Kelly Zhang, 32, a first-time visitor from southern China, loves everything about Waikiki – the weather, the shopping, the whole experience – but said the Chinese food is so-so. “There are not many Chinese restaurants, just Japanese restaurants. We need good restaurants,” she said.
Awful No. 6
Old Hotels and Traffic
Jerry and Cheris Uhri, from Washington State, were “very disappointed” with their first trip to Oahu, though they plan to return to Kauai. “Our hotel here in Waikiki looks like crap. We had to upgrade the room because there was no space and the TV literally hung out over the end of the bed,” Jerry said. “We went to Germaine’s Luau last night and there is so much traffic on this island that it took two hours to get there.”

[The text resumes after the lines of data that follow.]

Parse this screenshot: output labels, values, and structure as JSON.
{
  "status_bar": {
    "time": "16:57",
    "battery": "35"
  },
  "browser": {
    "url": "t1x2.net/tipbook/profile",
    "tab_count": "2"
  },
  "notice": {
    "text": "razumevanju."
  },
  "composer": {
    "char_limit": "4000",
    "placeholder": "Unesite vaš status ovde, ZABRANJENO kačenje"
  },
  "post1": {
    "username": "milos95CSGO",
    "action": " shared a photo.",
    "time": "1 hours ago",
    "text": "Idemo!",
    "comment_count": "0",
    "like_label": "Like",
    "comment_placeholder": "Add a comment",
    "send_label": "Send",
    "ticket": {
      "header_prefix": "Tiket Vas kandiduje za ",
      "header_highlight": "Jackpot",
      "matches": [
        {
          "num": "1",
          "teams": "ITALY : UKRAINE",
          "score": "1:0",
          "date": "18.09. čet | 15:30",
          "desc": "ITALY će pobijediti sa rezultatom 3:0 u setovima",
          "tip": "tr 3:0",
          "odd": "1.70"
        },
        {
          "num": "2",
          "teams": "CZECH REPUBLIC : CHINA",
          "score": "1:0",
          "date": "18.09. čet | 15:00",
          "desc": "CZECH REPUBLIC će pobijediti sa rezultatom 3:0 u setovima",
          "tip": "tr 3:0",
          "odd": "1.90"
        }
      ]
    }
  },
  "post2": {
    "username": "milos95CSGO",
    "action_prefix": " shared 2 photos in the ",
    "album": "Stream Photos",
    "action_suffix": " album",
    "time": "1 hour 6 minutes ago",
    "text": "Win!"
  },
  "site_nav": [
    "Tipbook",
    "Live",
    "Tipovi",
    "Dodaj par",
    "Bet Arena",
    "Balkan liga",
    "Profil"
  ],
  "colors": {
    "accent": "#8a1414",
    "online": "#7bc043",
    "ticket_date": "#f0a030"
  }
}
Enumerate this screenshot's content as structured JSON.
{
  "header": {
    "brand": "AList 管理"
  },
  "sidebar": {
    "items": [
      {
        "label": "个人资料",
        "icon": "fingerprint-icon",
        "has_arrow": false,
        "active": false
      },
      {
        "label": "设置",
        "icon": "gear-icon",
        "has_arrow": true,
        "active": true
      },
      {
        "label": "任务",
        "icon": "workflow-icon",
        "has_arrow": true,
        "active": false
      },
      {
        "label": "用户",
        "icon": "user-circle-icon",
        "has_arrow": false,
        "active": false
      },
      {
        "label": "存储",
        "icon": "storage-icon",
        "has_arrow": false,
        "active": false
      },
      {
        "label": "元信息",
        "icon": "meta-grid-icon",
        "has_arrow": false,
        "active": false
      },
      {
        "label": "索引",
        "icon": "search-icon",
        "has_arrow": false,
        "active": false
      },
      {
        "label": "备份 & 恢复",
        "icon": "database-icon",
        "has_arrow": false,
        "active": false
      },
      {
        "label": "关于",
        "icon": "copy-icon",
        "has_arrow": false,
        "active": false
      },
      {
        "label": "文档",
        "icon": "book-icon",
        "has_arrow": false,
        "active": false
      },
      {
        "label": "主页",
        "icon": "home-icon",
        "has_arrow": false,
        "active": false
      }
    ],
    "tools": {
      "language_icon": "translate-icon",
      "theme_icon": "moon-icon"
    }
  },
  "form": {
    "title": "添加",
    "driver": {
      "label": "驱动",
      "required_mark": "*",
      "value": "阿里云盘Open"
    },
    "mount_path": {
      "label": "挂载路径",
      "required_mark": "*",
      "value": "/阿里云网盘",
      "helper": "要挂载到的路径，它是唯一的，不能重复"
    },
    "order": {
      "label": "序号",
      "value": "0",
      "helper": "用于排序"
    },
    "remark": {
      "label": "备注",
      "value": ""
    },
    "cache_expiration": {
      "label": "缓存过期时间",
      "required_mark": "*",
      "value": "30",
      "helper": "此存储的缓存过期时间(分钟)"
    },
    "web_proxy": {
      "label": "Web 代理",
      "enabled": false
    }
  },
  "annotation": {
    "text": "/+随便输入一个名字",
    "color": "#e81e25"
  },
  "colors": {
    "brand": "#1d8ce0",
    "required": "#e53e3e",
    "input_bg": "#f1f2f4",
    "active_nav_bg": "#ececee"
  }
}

Awful No. 7
Hard Work for Housekeepers
“The hardest workers are the maids, the housekeeping staff,” said one man, who asked that his name not be used. “It’s a hard, hard job. They’ve got to do so much in half an hour for each room and there’s no break. You’ve just got to have so many rooms done on your shift, and that’s it.”
Awful No. 8
Too Little Local Flavor
Many tourists love brand-name shopping, but there is less and less local flavor, especially with the closing of the International Market Place. “It seems like mall stuff is going in and we’re going to lose the resident population,” said one worker, who was not willing to share his name.
Awful No. 9
Hold the Plastic
Uta Goelnitz, 38, and Katja Waehnert, 36, from Hamburg, Germany, love so much about Waikiki and Hawaii, but not the plastic cutlery served by some restaurants or the hearty American breakfast of ham, eggs and potatoes. “The breakfast is not our style,” Goelnitz says. They were worn out by their trip here but delighted with the price: It took them an entire day to get to Hawaii from Europe, but the round-trip only cost about 850 Euros.
Awful No. 10
Too Costly for Residents
“For many of us that work in retail, the cost of living is too high,” said Nao Hikichi, who moved to Hawaii from Yokohama, lives in Moiliili and manages a Waikiki retail shop.
“Waikiki is really nice for tourists, but for residents it’s completely different. Imagine how hard it is to live here on a retail income. I was in Boston before, and it wasn’t that expensive.” Mika Ijiri also works in retail in Waikiki, and has been here 13 years, but doesn’t think she can afford to retire in Waikiki or anywhere in Hawaii.
“I live in Waikiki, and it’s so expensive. Every year, the prices go up and up. It’s a good thing my husband is working, too. For retirement, I don’t think we can live in Waikiki. Traffic is getting bad, too.”
Awful No. 11
Not Like It Used to Be
The bronze statue of Hawaii’s most famous waterman, Duke Kahanamoku, stands with open arms on Kuhio Beach, welcoming visitors to Waikiki.
Head a few hundred yards Ewa along the beach from the statue and the legend of the Duke lives on at Aloha Beach Service Rentals, a vendor that has been renting beach equipment for more than 50 years.
The business is run by Duke’s nieces and nephews and, on this day, grandniece Jill Kahanamoku, 52, works the kiosk. She practically grew up on Waikiki Beach and has seen many changes over the years, including to the beach itself.
“The currents changed when they dredged the sand and now there’s erosion,” Kahanamoku explained. “But there are more turtles and box jellyfish. I don’t remember any jellyfish invasion when I was growing up.”
Kahanamoku says you can’t trust leaving your bags on the beach anymore, as you could in the old days.
“I see a lot of bags get stolen here. They just pick up the bag and start walking fast. One time I saw this happening and I grabbed the bag back from the girl who stole it,” she said. “But now the cops patrol a lot, walking up and down the beach. That has really helped.”
Awful No. 12
International Market Place Closes
Awful No. 13